Here's a lesson for rabid conservatives and Tea Party types:
What good has the free market been in responding to Japan's catastrophic earthquake? Are people relying on the government or on the private sector in dealing with the horrific consequences of the quake and resulting tsunami?
The answer is obvious.
When there's a huge seismic shift -- in the earth, in the economy, in the environment, in geopolitics, in national security -- governments are the glue which keep the social fabric from ripping apart.
Yes, communities help. Non-profit organizations help. Volunteer groups help. But these entities are "governments" on a smaller scale: people banding together to aid other people.
We demonize government at our peril. We slash taxes at our peril. When a serious disaster strikes, it isn't going to be a capitalist entrepreneur who rushes to your side. Almost certainly it's going to be people from the government.
Individuality, competition, self-reliance. These are admirable qualities in certain circumstances. However, equally or more important are social cohesion, cooperation, mutual support.

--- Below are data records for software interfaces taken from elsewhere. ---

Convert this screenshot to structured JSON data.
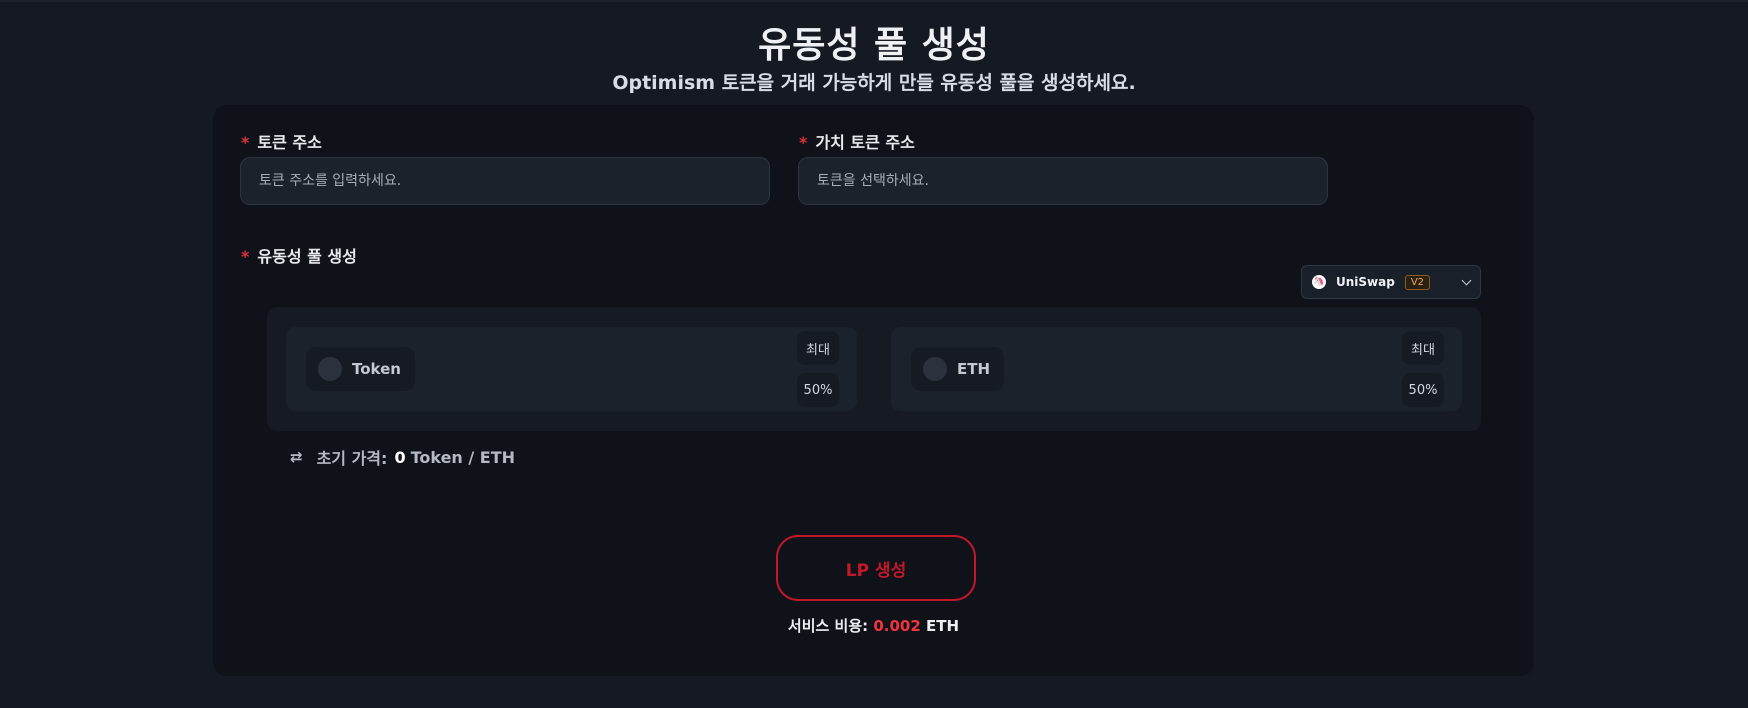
{
  "header": {
    "title": "유동성 풀 생성",
    "subtitle": "Optimism 토큰을 거래 가능하게 만들 유동성 풀을 생성하세요."
  },
  "form": {
    "required_mark": "*",
    "token_address": {
      "label": "토큰 주소",
      "placeholder": "토큰 주소를 입력하세요.",
      "value": ""
    },
    "pair_token_address": {
      "label": "가치 토큰 주소",
      "placeholder": "토큰을 선택하세요.",
      "value": ""
    }
  },
  "pool": {
    "label": "유동성 풀 생성",
    "dex": {
      "name": "UniSwap",
      "version": "V2",
      "icon": "unicorn-icon"
    },
    "token_a": {
      "name": "Token",
      "max_label": "최대",
      "pct_label": "50%"
    },
    "token_b": {
      "name": "ETH",
      "max_label": "최대",
      "pct_label": "50%"
    }
  },
  "initial_price": {
    "label": "초기 가격:",
    "value": "0",
    "unit": "Token / ETH",
    "icon": "swap-arrows-icon"
  },
  "submit": {
    "label": "LP 생성"
  },
  "fee": {
    "label": "서비스 비용:",
    "value": "0.002",
    "unit": "ETH"
  },
  "colors": {
    "background": "#141922",
    "card": "#0f1218",
    "accent_red": "#c4182a",
    "required_red": "#e0303a",
    "badge_orange": "#f3a94a"
  }
}
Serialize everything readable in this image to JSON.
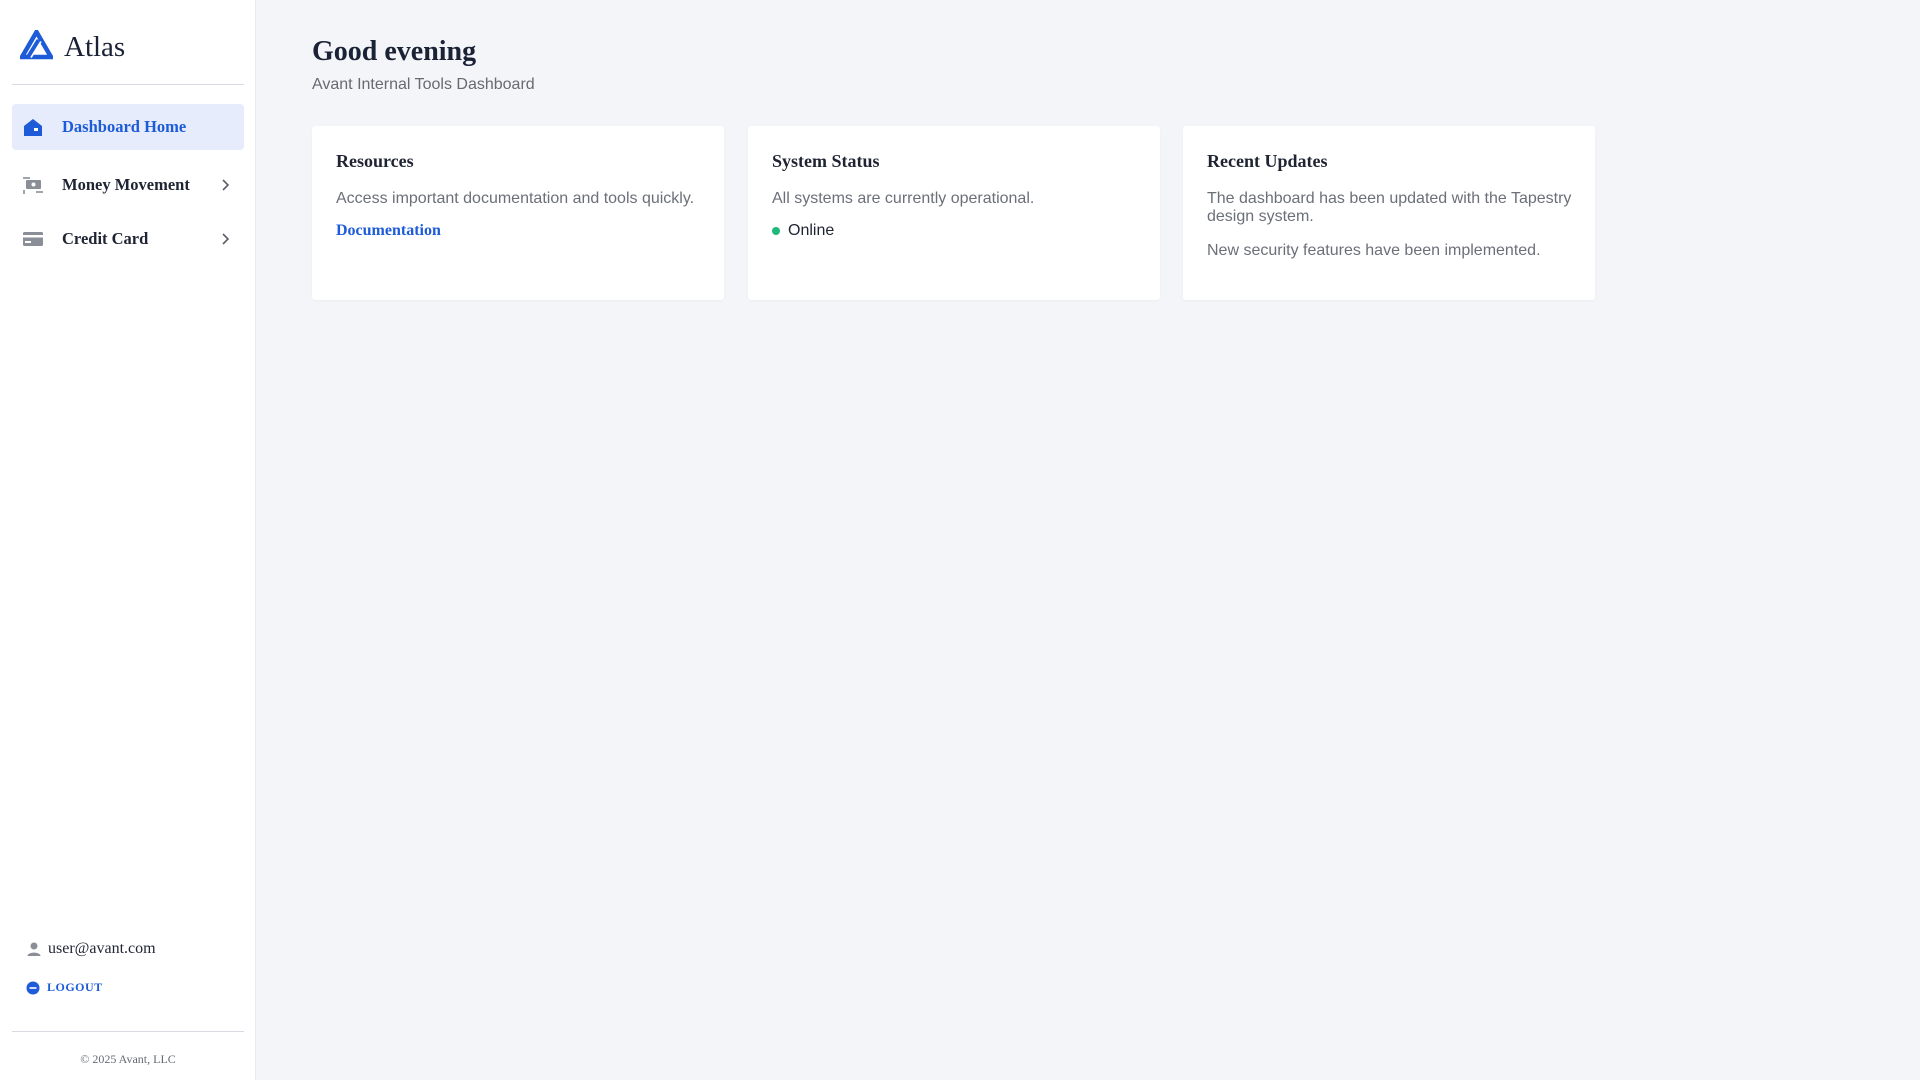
{
  "brand": {
    "name": "Atlas",
    "accent": "#1d5bd8"
  },
  "sidebar": {
    "items": [
      {
        "label": "Dashboard Home",
        "icon": "home-icon",
        "active": true
      },
      {
        "label": "Money Movement",
        "icon": "money-transfer-icon",
        "expandable": true
      },
      {
        "label": "Credit Card",
        "icon": "credit-card-icon",
        "expandable": true
      }
    ],
    "user_email": "user@avant.com",
    "logout_label": "LOGOUT",
    "copyright": "© 2025 Avant, LLC"
  },
  "header": {
    "title": "Good evening",
    "subtitle": "Avant Internal Tools Dashboard"
  },
  "cards": {
    "resources": {
      "title": "Resources",
      "text": "Access important documentation and tools quickly.",
      "link_label": "Documentation"
    },
    "system_status": {
      "title": "System Status",
      "text": "All systems are currently operational.",
      "status_label": "Online",
      "status_color": "#1fba7a"
    },
    "recent_updates": {
      "title": "Recent Updates",
      "updates": [
        "The dashboard has been updated with the Tapestry design system.",
        "New security features have been implemented."
      ]
    }
  }
}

That's one of the lessons we Americans should take away from the Japan earthquake. Government is Us. Something to be embraced, not disdained.